1. A small, usually single-celled reproductive body that is resistant to adverse environmental conditions and is capable of growing into a new organism, produced especially by certain fungi, algae, protozoans, and nonseedbearing plants such as mosses and ferns.
2. A megaspore or microspore.
3. A dormant nonreproductive body formed by certain bacteria often in response to a lack of nutrients, and characteristically being highly resistant to heat, desiccation, and destruction by chemicals or enzymes.
intr.v. spored, spor·ing, spores
To produce spores.
[Greek sporā, seed; see sper- in the Appendix of Indo-European roots.]
The American Heritage® Dictionary of the English Language, Fifth Edition copyright ©2018 by Houghton Mifflin Harcourt Publishing Company. All rights reserved.

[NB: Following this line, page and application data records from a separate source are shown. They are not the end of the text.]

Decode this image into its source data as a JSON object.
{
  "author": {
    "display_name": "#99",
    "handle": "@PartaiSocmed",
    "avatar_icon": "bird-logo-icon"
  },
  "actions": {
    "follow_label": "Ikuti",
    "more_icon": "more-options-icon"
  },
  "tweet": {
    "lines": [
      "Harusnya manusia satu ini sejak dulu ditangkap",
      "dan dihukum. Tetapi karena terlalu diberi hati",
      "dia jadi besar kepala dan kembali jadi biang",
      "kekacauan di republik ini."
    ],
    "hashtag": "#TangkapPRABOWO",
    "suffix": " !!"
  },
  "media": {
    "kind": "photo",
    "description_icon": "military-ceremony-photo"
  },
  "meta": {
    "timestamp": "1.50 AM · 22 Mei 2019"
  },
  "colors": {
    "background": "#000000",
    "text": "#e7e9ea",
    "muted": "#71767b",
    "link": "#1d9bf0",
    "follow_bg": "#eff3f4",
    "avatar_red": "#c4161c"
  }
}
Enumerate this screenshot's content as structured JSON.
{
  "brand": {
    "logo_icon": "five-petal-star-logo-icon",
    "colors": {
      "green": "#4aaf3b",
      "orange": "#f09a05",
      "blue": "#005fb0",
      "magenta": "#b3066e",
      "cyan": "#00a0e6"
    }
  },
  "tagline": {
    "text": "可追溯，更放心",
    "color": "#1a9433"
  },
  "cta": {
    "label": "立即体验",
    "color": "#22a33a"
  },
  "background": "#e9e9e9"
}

Indo-European & Semitic Roots Appendices
Thousands of entries in the dictionary include etymologies that trace their origins back to reconstructed proto-languages. You can obtain more information about these forms in our online appendices:

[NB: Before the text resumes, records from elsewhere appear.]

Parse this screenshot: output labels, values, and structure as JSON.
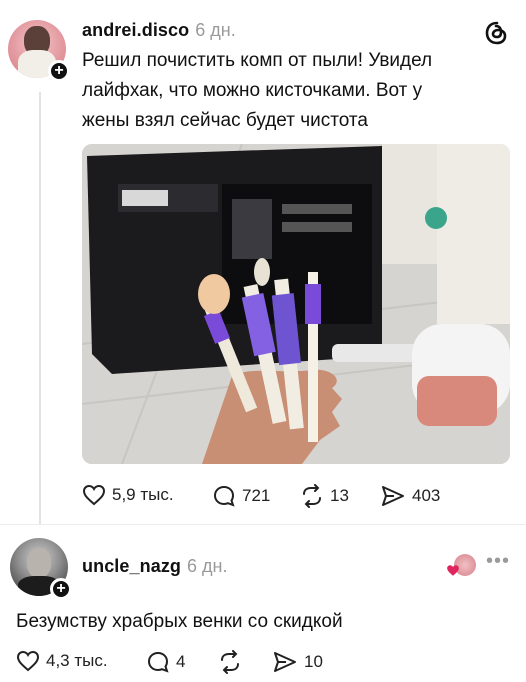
{
  "post": {
    "username": "andrei.disco",
    "time": "6 дн.",
    "text_lines": [
      "Решил почистить комп от пыли! Увидел",
      "лайфхак, что можно кисточками. Вот у",
      "жены взял сейчас будет чистота"
    ],
    "likes": "5,9 тыс.",
    "comments": "721",
    "reposts": "13",
    "shares": "403"
  },
  "reply": {
    "username": "uncle_nazg",
    "time": "6 дн.",
    "text": "Безумству храбрых венки со скидкой",
    "likes": "4,3 тыс.",
    "comments": "4",
    "shares": "10"
  },
  "colors": {
    "accent_red": "#e0245e",
    "muted": "#9a9a9a",
    "brush_purple": "#7a4ad8"
  }
}
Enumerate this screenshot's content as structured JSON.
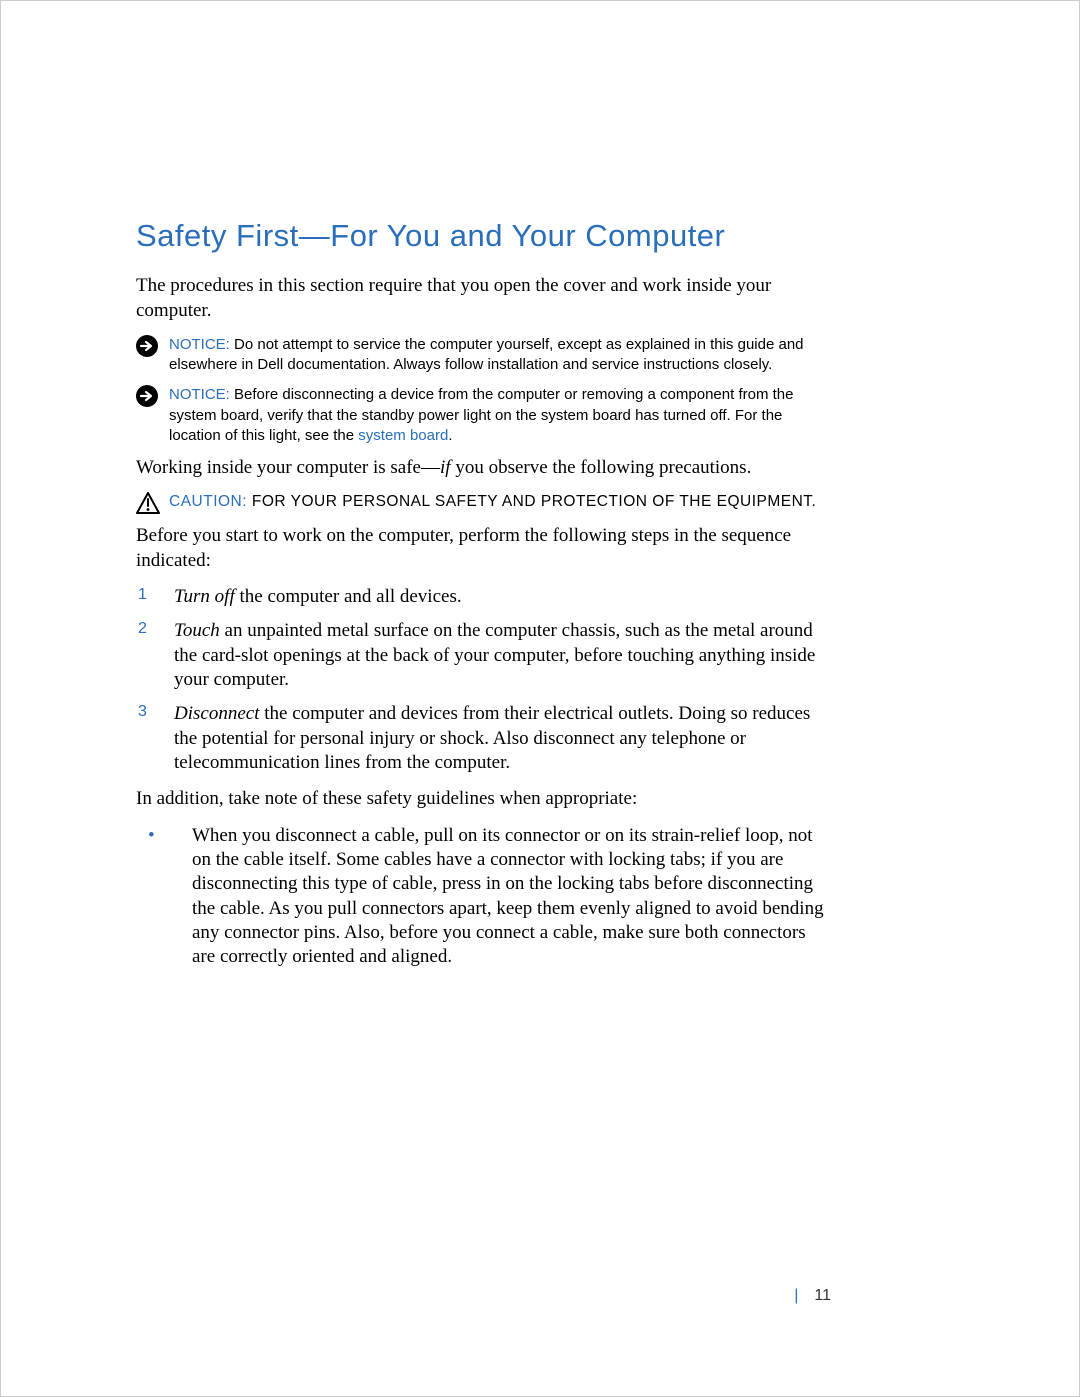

The Indo-European appendix covers nearly half of the Indo-European roots that have left their mark on English words. A more complete treatment of Indo-European roots and the English words derived from them is available in our Dictionary of Indo-European Roots.